Dr. Bettye M. Caldwell
Contrary to what many people think, parents don't always bond automatically with their infants immediately after birth. Bonding isn't a one-time-only event; it's a process. The intense connection between parents and children develops as they gradually get to know each other and, quite naturally, fall in love.
One of the biggest boosts to the bonding process is cuddling. Experts say that at birth touch is the most developed of the five senses. It's also the earliest to develop in the womb. That's why your baby craves and responds so strongly to being held, hugged, stroked, and generally caressed--especially when you hold him against your bare skin.
Every baby is different. Some want and need more cuddling than others. Although it may seem troublesome to hold your infant as much as he wants, in the long run it pays off. Your close attention and responsiveness in the early months will make your baby more secure, happier, and less frustrated by the end of his first year.
Looking In Your Eyes
At birth, a baby's eyes can focus clearly only at a distance of between 10 and 16 inches. This is, not coincidentally, exactly the distance from your baby's face to yours when he's in your arms.
Research has demonstrated that infants would rather look at a human face than anything else, especially when they can make eye contact. Eventually, your loving gazes will be rewarded with a magical moment: your baby's first smile. If your baby breaks off eye contact, it just means he's had enough and needs a rest.
Breast vs. Bottle
Though breastfeeding isn't a requirement for good bonding, babies thrive on the contact it guarantees. Bottle-feeding can be gratifying too. Hold your baby close while you feed him.

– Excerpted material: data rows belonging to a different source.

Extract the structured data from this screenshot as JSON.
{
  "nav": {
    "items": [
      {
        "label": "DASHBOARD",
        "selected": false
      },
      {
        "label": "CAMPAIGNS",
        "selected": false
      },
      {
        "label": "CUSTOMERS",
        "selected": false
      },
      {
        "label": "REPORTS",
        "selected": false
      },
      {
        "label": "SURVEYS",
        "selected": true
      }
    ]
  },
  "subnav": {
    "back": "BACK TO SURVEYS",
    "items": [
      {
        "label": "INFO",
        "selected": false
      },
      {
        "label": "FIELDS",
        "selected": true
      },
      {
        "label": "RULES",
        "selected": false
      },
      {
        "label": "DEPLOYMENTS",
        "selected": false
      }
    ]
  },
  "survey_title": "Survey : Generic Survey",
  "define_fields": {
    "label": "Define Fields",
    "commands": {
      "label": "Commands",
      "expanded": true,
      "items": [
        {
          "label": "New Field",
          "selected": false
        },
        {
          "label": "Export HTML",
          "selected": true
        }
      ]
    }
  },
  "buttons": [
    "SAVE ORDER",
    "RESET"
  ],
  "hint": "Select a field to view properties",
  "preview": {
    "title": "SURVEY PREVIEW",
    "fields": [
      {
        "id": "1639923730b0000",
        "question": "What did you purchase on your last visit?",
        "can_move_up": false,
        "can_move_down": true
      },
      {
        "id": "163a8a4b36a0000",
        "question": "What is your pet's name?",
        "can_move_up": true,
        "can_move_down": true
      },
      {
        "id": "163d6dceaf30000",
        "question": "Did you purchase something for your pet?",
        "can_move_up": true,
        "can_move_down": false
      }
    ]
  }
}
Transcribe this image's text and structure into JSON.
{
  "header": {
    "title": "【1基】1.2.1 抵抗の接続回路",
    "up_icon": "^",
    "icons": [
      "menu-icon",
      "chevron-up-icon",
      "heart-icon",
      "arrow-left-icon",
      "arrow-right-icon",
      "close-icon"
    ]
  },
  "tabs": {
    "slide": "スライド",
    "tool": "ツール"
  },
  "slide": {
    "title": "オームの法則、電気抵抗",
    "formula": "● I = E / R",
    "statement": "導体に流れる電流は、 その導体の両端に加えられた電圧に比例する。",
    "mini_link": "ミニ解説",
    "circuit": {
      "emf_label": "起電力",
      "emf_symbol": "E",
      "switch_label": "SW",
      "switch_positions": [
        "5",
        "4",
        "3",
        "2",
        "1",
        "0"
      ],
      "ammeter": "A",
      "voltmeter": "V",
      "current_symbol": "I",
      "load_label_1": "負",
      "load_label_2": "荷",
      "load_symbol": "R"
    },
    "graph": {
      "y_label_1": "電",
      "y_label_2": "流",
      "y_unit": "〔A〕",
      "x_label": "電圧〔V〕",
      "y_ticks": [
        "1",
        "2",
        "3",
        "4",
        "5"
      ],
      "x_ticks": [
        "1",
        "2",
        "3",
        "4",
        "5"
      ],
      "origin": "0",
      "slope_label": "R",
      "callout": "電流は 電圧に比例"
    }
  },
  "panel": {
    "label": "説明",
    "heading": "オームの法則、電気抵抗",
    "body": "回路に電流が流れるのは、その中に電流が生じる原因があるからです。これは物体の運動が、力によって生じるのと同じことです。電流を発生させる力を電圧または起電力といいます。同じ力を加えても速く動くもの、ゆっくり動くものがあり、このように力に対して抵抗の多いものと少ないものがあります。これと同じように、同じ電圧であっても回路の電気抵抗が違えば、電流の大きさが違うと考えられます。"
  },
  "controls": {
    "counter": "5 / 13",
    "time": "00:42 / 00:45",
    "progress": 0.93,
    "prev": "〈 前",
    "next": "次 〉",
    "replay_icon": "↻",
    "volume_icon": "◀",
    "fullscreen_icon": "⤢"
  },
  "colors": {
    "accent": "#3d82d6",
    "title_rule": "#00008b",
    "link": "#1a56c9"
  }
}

Our parenting advice is given as suggestions only. We recommend you also consult your healthcare provider, and urge you to contact them immediately if your question is urgent or about a medical condition.